There is no emotion,

Only a collage of emotions;

There is no desire,

Only an ecology of desires;
There is no pleasure,

Only an economy of pleasures.

All attempts at theorizing social life are, at the same time, works of autobiography. This is the most basic insight of the sociology of knowledge and, as such, it stands as an additional reminder of the tendency for discourse to create the conditions of its own subversion. The problematics posed by the conditions of postmodernity for the individual also exist for the individual theorist as well as for communities of theorists. Individuation at the individual level and differentiation at the collective level make it increasingly difficult to continue to maintain the illusion that science can achieve some privileged position of neutral observation reported in unbiased language.1

At this point, it should be clear that, as a sociologist, I conceive of postmodernism as not being merely a new intellectual perspective, but rather as an expression of or a response to the dramatic changes in the character of social life and the human experiences these changes have occasioned. This development is clearly what is suggested by Daniel Bell when he observed “[T]here are disjunctures everywhere, and more and more in contemporary society there are radical disjunctures. What I’ve argued is that beliefs are independent of changes in the social structure” (New York Times, 7 February 1989). Another, more personal view is expressed by Richard Ford in his novel, The Ultimate Good Luck (1981), as he described his hero in the following terms:

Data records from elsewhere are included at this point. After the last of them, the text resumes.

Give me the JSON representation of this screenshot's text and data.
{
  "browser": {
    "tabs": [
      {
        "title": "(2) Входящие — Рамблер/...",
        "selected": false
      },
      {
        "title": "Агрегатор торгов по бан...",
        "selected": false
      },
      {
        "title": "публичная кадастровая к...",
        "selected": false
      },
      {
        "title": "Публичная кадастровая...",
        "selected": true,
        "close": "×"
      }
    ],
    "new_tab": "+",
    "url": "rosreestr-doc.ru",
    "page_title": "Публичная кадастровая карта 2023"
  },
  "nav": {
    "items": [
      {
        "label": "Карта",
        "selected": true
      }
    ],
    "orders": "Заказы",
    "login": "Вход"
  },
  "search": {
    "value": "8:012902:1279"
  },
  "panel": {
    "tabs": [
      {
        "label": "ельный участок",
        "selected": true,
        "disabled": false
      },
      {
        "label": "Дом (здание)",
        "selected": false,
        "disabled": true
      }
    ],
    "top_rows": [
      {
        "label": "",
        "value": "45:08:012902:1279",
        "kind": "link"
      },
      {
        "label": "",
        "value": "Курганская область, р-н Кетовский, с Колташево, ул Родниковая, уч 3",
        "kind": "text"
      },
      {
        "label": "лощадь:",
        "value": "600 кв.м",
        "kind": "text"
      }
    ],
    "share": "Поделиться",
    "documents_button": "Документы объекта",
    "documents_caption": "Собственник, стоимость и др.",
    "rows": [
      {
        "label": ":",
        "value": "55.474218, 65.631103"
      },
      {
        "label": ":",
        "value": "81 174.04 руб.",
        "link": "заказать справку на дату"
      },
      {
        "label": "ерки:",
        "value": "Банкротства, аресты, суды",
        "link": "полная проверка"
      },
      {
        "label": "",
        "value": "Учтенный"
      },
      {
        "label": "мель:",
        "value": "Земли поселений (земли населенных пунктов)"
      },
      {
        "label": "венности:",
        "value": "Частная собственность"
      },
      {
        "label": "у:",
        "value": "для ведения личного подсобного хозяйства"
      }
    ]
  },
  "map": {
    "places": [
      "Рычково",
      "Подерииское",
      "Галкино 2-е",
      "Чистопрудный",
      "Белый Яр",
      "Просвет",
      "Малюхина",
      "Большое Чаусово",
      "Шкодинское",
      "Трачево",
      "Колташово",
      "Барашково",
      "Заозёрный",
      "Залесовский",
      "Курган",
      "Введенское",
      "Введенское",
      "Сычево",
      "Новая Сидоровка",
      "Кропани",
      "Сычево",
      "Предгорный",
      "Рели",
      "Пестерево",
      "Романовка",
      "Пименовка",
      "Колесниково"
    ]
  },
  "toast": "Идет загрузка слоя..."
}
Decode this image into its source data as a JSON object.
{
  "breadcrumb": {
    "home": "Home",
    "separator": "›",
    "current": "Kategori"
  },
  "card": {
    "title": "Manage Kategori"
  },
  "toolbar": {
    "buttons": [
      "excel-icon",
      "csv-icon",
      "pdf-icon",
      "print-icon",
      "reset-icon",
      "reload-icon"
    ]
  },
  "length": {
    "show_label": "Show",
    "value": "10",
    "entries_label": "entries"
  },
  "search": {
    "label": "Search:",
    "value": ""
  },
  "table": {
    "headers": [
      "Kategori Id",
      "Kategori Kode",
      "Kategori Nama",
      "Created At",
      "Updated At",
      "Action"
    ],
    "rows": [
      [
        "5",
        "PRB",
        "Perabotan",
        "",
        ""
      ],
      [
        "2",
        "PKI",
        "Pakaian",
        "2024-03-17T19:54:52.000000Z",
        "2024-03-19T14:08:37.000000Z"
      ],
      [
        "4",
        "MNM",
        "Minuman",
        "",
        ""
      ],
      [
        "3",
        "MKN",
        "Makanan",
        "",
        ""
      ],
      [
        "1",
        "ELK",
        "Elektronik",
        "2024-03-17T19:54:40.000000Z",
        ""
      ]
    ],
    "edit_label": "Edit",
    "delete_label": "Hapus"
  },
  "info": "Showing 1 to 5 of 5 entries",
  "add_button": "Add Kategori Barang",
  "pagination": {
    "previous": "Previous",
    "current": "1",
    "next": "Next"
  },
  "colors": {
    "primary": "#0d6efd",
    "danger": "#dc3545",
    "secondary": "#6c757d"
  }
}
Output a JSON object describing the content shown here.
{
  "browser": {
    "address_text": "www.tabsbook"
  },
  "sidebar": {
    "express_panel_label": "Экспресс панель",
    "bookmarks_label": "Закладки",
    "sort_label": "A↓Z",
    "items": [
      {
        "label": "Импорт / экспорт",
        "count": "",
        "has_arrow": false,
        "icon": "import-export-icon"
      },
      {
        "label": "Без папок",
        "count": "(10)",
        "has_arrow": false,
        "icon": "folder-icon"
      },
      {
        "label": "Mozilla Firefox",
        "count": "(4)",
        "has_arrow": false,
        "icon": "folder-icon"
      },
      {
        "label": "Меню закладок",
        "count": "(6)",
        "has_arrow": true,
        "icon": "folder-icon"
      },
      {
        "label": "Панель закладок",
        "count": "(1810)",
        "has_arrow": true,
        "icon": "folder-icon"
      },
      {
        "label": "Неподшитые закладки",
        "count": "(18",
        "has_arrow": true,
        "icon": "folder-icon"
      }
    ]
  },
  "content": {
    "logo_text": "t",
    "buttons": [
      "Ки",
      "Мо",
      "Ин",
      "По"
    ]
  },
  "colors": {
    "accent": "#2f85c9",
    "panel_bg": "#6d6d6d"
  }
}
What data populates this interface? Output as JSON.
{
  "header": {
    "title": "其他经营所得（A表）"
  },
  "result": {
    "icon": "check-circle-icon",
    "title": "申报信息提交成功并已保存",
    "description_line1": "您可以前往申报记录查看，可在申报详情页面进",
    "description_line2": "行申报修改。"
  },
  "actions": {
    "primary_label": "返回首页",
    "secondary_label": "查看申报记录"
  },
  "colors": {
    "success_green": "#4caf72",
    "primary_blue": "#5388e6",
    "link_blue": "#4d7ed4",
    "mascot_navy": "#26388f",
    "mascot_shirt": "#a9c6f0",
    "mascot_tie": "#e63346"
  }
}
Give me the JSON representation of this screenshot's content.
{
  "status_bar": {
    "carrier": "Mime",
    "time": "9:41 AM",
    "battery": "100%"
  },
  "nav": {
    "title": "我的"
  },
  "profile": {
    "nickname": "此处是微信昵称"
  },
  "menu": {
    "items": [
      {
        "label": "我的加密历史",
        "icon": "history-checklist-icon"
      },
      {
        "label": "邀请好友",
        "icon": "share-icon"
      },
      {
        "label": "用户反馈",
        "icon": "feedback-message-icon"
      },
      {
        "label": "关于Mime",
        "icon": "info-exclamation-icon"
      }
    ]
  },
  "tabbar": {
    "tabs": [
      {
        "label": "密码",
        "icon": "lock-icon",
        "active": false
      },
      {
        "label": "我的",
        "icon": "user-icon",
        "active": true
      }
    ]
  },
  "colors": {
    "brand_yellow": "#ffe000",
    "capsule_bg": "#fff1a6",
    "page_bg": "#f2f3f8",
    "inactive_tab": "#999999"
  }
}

He had a sense when he joined the marines that the country he was skying out of was a known locale, with a character that was exact and coordinate and that maintained a patterned feel. A thing you could get back with if you had a reason. But that patterned feel had gotten disrupted somehow, as

though everything whole had separated a little inch, and he had dropped back in between things, to being on the periphery without a peripheral perspective.

The postmodern perspective begins with the decentering perception that a peripheral perspective is the best we can hope for when the surrounding social order, once perceived as an encompassing continent, is experienced as a dense and confusing archipelago.